This means that there must be a planning obligation in place against the vendor before the transaction is effected. Additionally that planning obligation must be capable of being enforced, whether through the courts or by other means. It does not matter that no action has been taken to enforce the planning order it must though have been made and therefore be capable of being enforced.
Therefore, transfers from the developer to the public body without this condition in the planning permission are not transfers in order to comply with an obligation, as there is nothing to with which to comply and relief cannot therefore be claimed.
Purchaser is a public body
The second condition is that the purchaser is a public body.
5 year time limit

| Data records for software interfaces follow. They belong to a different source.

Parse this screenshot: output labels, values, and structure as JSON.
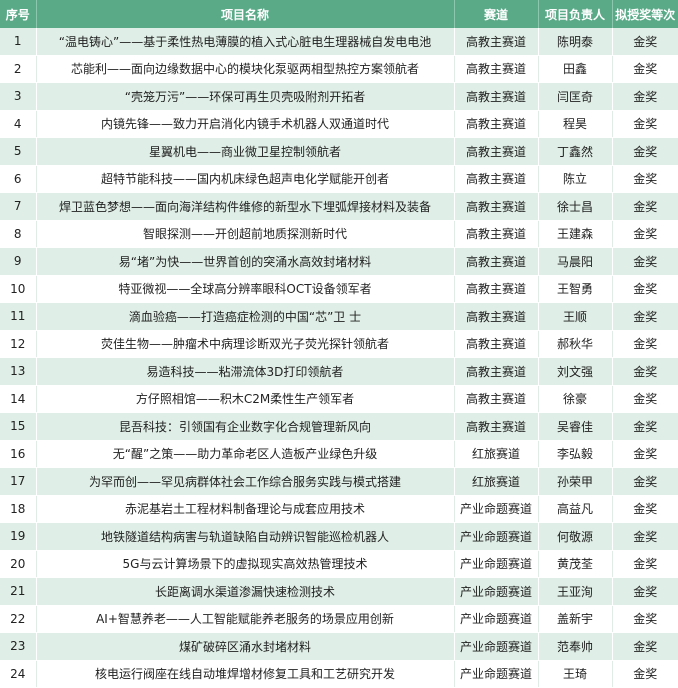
{
  "header": {
    "no": "序号",
    "name": "项目名称",
    "track": "赛道",
    "leader": "项目负责人",
    "award": "拟授奖等次"
  },
  "rows": [
    {
      "no": "1",
      "name": "“温电铸心”——基于柔性热电薄膜的植入式心脏电生理器械自发电电池",
      "track": "高教主赛道",
      "leader": "陈明泰",
      "award": "金奖"
    },
    {
      "no": "2",
      "name": "芯能利——面向边缘数据中心的模块化泵驱两相型热控方案领航者",
      "track": "高教主赛道",
      "leader": "田鑫",
      "award": "金奖"
    },
    {
      "no": "3",
      "name": "“壳笼万污”——环保可再生贝壳吸附剂开拓者",
      "track": "高教主赛道",
      "leader": "闫匡奇",
      "award": "金奖"
    },
    {
      "no": "4",
      "name": "内镜先锋——致力开启消化内镜手术机器人双通道时代",
      "track": "高教主赛道",
      "leader": "程昊",
      "award": "金奖"
    },
    {
      "no": "5",
      "name": "星翼机电——商业微卫星控制领航者",
      "track": "高教主赛道",
      "leader": "丁鑫然",
      "award": "金奖"
    },
    {
      "no": "6",
      "name": "超特节能科技——国内机床绿色超声电化学赋能开创者",
      "track": "高教主赛道",
      "leader": "陈立",
      "award": "金奖"
    },
    {
      "no": "7",
      "name": "焊卫蓝色梦想——面向海洋结构件维修的新型水下埋弧焊接材料及装备",
      "track": "高教主赛道",
      "leader": "徐士昌",
      "award": "金奖"
    },
    {
      "no": "8",
      "name": "智眼探测——开创超前地质探测新时代",
      "track": "高教主赛道",
      "leader": "王建森",
      "award": "金奖"
    },
    {
      "no": "9",
      "name": "易“堵”为快——世界首创的突涌水高效封堵材料",
      "track": "高教主赛道",
      "leader": "马晨阳",
      "award": "金奖"
    },
    {
      "no": "10",
      "name": "特亚微视——全球高分辨率眼科OCT设备领军者",
      "track": "高教主赛道",
      "leader": "王智勇",
      "award": "金奖"
    },
    {
      "no": "11",
      "name": "滴血验癌——打造癌症检测的中国“芯”卫 士",
      "track": "高教主赛道",
      "leader": "王顺",
      "award": "金奖"
    },
    {
      "no": "12",
      "name": "荧佳生物——肿瘤术中病理诊断双光子荧光探针领航者",
      "track": "高教主赛道",
      "leader": "郝秋华",
      "award": "金奖"
    },
    {
      "no": "13",
      "name": "易造科技——粘滞流体3D打印领航者",
      "track": "高教主赛道",
      "leader": "刘文强",
      "award": "金奖"
    },
    {
      "no": "14",
      "name": "方仔照相馆——积木C2M柔性生产领军者",
      "track": "高教主赛道",
      "leader": "徐豪",
      "award": "金奖"
    },
    {
      "no": "15",
      "name": "昆吾科技：引领国有企业数字化合规管理新风向",
      "track": "高教主赛道",
      "leader": "吴睿佳",
      "award": "金奖"
    },
    {
      "no": "16",
      "name": "无“醒”之策——助力革命老区人造板产业绿色升级",
      "track": "红旅赛道",
      "leader": "李弘毅",
      "award": "金奖"
    },
    {
      "no": "17",
      "name": "为罕而创——罕见病群体社会工作综合服务实践与模式搭建",
      "track": "红旅赛道",
      "leader": "孙荣甲",
      "award": "金奖"
    },
    {
      "no": "18",
      "name": "赤泥基岩土工程材料制备理论与成套应用技术",
      "track": "产业命题赛道",
      "leader": "高益凡",
      "award": "金奖"
    },
    {
      "no": "19",
      "name": "地铁隧道结构病害与轨道缺陷自动辨识智能巡检机器人",
      "track": "产业命题赛道",
      "leader": "何敬源",
      "award": "金奖"
    },
    {
      "no": "20",
      "name": "5G与云计算场景下的虚拟现实高效热管理技术",
      "track": "产业命题赛道",
      "leader": "黄茂荃",
      "award": "金奖"
    },
    {
      "no": "21",
      "name": "长距离调水渠道渗漏快速检测技术",
      "track": "产业命题赛道",
      "leader": "王亚洵",
      "award": "金奖"
    },
    {
      "no": "22",
      "name": "AI+智慧养老——人工智能赋能养老服务的场景应用创新",
      "track": "产业命题赛道",
      "leader": "盖新宇",
      "award": "金奖"
    },
    {
      "no": "23",
      "name": "煤矿破碎区涌水封堵材料",
      "track": "产业命题赛道",
      "leader": "范奉帅",
      "award": "金奖"
    },
    {
      "no": "24",
      "name": "核电运行阀座在线自动堆焊增材修复工具和工艺研究开发",
      "track": "产业命题赛道",
      "leader": "王琦",
      "award": "金奖"
    }
  ]
}
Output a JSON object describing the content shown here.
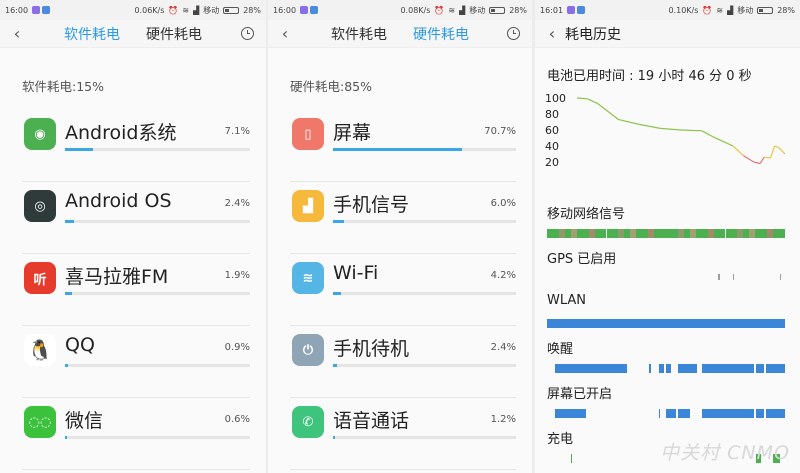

The final condition is that the transaction takes place within 5 years of the date the planning obligation was entered into or modified. It is the latest of these dates from which the time period runs.
For example, if the planning obligation was entered into on 1 March 2020 and subsequently modified on 20 September 2022 and modified again on 25 June 2023 and then became the subject of a compulsory purchase order, the land transaction transferring to the property from the developer to the public body must take place by 24 June 2028 at the latest. This is the last date which is within the period of five years commencing with the date of the last modification (that is within 5 years from 25 June 2023).
Planning obligation and modification of a planning obligation
A planning obligation is defined as one within the meaning of Section 106 of the Town and Country Planning Act 1990 which is entered into in accordance with subsection 9 of that section.
A modification of planning obligation is defined as a modification mentioned in Section 106A(1) of the Town and Country Planning Act 1990.
The following is a list of the public bodies for the purposes of this relief:
- a county or county borough council constituted under section 21 of the Local Government Act 1972
- a Special Health Authority established under section 22 of the National Health Service (Wales) Act 2006
- a Local Health Board established under section 11 of the National Health Service (Wales) Act 2006
- a National Health Service Trust established under section 18 of the National Health Service (Wales) Act 2006
- A person specified as a public body for this relief by the Welsh Ministers in regulations.